Olive Levain and Hamelman's Dry Prune and Hazelnut Bread
Since my baking got serious lately, meaning that I bake minimum once a week, most of the times two or three times, I thought it might be useful and nice to open a blog here and share with you my successes and especially my problems regarding bread.
Two months ago I've managed to grow a sourdough culture and since then I just cannot stop baking anymore. I was baking bread (with commercial yeast ) before too, since many years, but I was always improvising with it, I was never counting quantities and the bread was never allowed to rise for more than one hour. They were good these breads, but nothing special compared to the breads I am baking now.
Then one year ago, I discovered Peter Reinhart and I started baking breads that require a long time from mixing the preferment and till the actual baking. I began finding out about shaping and cold fermentation and I also began working with wetter doughs, sticky doughs, which were so unusual for me at the beginning. Since then I tried more times to grow a sourdough culture, but till this May I didn't manage. Maybe the cold, wet weather in Berlin, where I live at the moment, was a hindrance. This last time, I had also discovered Codruta's Romanian blog, so I decided to follow her (very thorough) explanations for building a culture, and thus I was finally succesful.
Anyway, here I am now, madly in love with sourdough breads, wanting to try everything, to learn everything, impatient to become very good at baking bread.
Yesterday I baked two breads. The first one was an olive levain, using Codruta's recipe, who adapted Pip's one. I didn't change or adapt anything, because I wasn't at all used to making breads which have things (other than seeds) inside, so I didn't know what to expect. I just added dried oregano instead of the mix of dried herbs and I increased the quantity of olives from 250 g to 275 g. The bread came out very good, it's smell while in the oven was absolutely intoxicating and I am pretty sure I am gonna want to make this bread over and over again from now on.
The only thing I could object to it was the fact that here and there it was bitter, and that was because the olives were probably not quite right. I am not used to Kalamata olives, I almost never ate them raw, so I don't know exactly know how bitter they should be. I will keep trying brands of Kalamata olives and I hope that I will manage to soon find the ones that are perfect for me. Anyway, all in all, even this occasional bitterness doesn't make this less than a great bread to me.
The other bread that I tried was Hamelman Dried Prune and Hazelnut Bread (P. 185). Since I love dried prunes, I decided to give it a try. I followed the recipe, the only thing that I changed was eliminating the commercial yeast from the formula. Consequently I fermented it longer. (2 hours bulk fermentation at around 25 degrees; 20 minutes shape/preshape; 8 hours in the fridge at around 10-12 degrees; and another 45 minutes at room temperature before baking).
I cut each prune in 5-6 smaller pieces, nonetheless I encountered the same problem as Codruta, the fruits were not evenly distributed, there were many slices without any prune at all in them. I think that with this quantity of prunes there is no way that they appear in every slice. I am gonna try next time to increase the quantity of prunes and decrease the hazelnuts one and see if it gets better.

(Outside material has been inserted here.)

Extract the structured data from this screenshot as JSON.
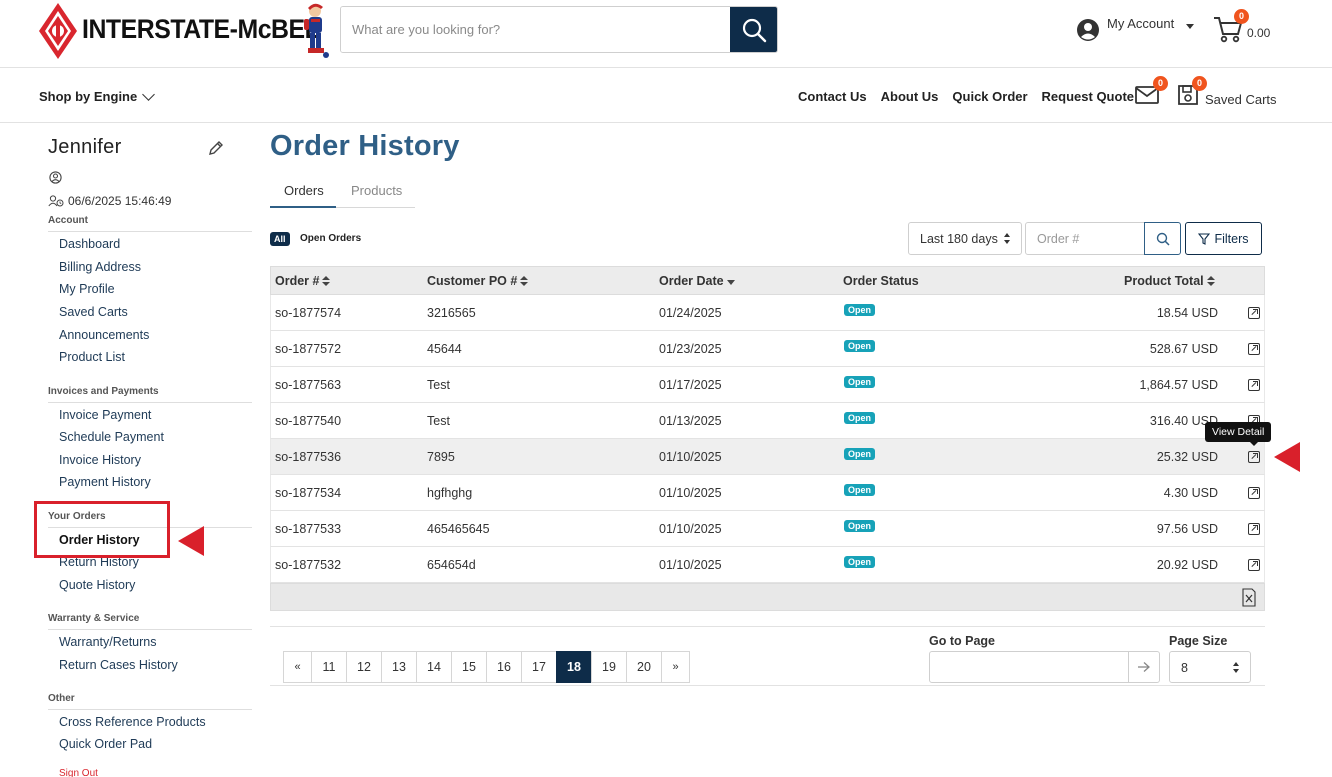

Also many hazelnuts fell out from the bread while I was slicing it. I don't know if I did something wrong, if the nuts were not the proper ones or if it's normal that this happens.
I liked this bread too, I ate a couple of slices just like that, trying to get acquainted with this new combination flavors. When you bite from the parts that have also the chunks of prunes inside, you might get tricked and expect it to be a sweet rich bread, but then you go biting again and you realize that this is really a bread, not a sweet. The next thing that came into my mind was the image of some nice cheese accompanying it and a glass of good dry red wine next to it.
I wish you all a lot of joy with your baking!